:: Work item ::
Only a number is expected here: the count of lines in the data that contain "this".

:: Data to examine ::
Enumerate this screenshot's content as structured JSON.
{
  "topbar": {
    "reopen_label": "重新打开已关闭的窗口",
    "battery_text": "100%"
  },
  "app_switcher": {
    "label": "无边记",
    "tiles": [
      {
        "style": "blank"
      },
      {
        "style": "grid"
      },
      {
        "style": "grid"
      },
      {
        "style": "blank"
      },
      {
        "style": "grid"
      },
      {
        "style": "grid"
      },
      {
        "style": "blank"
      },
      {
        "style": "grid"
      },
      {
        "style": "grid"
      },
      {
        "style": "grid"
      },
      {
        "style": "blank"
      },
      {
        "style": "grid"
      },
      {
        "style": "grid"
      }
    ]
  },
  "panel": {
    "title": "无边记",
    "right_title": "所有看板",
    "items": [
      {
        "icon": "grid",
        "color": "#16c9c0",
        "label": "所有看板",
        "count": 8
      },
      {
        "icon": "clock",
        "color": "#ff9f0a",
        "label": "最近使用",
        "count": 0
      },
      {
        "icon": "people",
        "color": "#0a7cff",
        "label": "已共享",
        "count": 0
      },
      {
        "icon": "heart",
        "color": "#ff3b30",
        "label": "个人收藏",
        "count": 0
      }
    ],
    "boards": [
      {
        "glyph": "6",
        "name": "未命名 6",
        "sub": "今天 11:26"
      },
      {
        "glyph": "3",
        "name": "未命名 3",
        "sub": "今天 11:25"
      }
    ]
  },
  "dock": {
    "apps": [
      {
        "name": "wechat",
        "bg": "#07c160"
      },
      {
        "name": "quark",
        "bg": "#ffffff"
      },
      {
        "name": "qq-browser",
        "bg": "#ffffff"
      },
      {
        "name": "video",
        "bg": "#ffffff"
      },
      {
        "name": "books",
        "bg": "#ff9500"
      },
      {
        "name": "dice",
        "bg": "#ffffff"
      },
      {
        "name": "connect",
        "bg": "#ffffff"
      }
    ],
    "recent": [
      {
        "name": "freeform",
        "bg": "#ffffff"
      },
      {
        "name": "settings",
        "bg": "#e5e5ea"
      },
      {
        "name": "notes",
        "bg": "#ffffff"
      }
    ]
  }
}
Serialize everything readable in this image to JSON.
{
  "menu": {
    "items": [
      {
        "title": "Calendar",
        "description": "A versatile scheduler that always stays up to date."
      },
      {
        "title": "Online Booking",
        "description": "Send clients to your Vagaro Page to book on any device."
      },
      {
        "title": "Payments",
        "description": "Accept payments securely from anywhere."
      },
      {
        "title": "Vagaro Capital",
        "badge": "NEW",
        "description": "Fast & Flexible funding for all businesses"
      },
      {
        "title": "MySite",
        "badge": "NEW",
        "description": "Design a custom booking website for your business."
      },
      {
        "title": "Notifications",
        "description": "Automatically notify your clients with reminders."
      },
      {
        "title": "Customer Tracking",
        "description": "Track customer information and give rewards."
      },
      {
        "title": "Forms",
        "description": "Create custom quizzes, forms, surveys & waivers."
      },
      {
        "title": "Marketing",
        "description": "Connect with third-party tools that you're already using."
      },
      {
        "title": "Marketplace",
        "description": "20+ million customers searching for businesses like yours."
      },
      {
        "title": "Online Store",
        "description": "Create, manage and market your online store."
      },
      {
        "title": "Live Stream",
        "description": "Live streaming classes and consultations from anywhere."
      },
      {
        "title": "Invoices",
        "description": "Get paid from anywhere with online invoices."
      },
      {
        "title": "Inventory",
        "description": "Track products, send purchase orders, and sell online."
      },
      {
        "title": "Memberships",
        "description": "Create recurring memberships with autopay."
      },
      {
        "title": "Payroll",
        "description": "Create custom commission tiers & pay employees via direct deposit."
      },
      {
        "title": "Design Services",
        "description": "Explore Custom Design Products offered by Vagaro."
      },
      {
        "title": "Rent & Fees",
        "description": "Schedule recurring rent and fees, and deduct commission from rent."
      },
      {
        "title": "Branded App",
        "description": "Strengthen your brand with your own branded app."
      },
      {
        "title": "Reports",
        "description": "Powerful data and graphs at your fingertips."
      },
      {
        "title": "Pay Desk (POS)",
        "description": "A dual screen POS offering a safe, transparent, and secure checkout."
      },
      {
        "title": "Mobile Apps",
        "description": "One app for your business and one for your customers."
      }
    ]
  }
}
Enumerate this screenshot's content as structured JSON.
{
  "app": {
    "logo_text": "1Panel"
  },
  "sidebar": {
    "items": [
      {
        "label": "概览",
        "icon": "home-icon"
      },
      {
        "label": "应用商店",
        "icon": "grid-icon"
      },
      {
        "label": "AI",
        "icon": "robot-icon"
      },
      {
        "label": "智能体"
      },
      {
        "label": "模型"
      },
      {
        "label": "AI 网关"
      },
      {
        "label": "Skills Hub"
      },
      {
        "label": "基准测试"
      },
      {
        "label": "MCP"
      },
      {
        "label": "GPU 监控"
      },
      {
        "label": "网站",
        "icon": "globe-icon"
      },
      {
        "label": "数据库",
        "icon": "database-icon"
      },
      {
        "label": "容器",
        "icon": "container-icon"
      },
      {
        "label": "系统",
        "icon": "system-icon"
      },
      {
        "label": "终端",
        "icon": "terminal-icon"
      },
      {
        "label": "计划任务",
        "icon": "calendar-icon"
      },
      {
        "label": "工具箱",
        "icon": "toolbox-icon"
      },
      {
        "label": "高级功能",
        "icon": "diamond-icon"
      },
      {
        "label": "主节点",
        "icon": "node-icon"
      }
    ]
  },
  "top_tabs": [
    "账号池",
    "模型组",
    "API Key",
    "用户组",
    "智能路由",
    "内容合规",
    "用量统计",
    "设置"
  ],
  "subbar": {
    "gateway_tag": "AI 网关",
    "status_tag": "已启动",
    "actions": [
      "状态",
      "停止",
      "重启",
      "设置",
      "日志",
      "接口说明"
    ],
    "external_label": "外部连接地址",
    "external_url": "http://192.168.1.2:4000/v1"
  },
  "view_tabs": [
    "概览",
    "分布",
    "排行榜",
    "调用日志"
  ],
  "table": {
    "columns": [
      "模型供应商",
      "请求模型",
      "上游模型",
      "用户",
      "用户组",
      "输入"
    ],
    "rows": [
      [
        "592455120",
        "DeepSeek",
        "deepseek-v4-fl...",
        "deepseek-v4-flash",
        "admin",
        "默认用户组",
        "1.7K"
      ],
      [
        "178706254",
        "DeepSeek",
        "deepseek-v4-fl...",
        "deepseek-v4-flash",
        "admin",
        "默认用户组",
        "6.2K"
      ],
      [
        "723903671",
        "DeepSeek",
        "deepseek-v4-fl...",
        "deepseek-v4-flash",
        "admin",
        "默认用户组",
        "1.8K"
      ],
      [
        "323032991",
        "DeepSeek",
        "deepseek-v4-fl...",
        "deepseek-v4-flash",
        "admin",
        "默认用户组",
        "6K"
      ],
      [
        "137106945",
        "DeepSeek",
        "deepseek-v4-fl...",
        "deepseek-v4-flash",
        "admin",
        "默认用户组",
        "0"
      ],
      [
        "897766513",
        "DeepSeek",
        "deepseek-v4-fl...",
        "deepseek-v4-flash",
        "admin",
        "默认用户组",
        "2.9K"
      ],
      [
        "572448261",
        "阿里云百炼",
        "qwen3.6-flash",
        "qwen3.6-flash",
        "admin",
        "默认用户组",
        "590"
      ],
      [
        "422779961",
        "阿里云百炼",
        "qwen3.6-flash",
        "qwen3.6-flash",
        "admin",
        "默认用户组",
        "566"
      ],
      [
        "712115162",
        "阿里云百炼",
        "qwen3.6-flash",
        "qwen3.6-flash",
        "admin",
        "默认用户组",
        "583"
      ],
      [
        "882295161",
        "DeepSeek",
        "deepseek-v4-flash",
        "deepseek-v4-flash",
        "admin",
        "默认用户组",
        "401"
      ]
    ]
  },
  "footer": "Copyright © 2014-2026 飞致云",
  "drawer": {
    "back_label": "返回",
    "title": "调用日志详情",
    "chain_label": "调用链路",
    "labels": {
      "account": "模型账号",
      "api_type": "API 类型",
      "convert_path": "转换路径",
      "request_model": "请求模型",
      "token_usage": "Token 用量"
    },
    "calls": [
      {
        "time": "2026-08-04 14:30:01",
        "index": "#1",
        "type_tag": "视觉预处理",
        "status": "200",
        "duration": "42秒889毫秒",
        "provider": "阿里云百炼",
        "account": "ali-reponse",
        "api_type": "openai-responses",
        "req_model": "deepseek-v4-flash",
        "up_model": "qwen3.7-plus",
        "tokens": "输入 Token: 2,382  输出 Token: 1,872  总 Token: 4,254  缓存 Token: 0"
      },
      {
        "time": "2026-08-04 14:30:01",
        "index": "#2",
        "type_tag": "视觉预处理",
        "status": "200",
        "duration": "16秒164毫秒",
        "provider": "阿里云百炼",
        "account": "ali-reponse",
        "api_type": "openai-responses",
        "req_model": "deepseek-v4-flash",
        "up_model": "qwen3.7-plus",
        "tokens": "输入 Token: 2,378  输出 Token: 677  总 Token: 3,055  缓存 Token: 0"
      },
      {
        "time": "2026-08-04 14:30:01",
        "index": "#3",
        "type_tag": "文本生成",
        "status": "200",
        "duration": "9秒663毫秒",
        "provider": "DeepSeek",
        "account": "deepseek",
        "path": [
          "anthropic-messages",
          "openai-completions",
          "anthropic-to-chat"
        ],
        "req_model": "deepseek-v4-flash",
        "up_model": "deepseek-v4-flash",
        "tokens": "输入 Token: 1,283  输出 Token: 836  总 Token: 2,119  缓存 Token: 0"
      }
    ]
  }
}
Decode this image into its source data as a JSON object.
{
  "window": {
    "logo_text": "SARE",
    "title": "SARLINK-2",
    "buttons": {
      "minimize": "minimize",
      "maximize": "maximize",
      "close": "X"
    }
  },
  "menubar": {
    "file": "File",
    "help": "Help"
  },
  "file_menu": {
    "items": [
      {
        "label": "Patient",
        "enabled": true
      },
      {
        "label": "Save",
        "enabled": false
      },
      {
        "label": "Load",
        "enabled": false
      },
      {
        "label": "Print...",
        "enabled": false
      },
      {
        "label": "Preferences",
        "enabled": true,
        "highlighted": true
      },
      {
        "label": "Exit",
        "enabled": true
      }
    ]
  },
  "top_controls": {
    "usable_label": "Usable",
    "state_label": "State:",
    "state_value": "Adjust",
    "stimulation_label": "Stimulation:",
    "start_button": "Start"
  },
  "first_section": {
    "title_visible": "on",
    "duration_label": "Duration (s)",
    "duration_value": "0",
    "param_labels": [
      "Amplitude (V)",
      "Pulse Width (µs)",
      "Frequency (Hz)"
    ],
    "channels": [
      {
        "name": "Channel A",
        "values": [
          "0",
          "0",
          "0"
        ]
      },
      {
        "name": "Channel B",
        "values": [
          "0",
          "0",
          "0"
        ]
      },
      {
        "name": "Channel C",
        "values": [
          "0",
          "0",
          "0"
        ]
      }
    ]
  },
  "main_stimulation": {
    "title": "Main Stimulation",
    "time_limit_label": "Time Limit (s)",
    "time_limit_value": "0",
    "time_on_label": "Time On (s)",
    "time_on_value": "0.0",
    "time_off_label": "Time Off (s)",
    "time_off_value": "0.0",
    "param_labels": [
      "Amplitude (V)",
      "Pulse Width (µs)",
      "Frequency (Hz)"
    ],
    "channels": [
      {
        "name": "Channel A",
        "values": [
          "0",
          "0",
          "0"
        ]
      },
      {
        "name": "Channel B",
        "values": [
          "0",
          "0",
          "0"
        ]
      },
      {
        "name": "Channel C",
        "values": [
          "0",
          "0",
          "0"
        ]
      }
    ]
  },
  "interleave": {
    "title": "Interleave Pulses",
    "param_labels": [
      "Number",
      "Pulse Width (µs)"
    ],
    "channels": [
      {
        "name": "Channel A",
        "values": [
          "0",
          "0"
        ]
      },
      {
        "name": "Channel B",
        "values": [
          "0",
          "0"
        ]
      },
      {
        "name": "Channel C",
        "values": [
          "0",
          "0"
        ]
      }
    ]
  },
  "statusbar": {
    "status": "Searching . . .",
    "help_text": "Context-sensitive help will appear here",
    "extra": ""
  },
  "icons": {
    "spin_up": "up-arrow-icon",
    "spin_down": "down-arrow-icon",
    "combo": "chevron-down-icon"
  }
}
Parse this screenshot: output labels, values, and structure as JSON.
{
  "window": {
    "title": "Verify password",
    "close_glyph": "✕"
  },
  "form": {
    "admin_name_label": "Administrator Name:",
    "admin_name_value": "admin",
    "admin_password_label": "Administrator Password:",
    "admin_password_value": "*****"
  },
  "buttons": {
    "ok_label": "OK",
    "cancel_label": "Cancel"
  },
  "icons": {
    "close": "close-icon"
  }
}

:: Written answer ::
5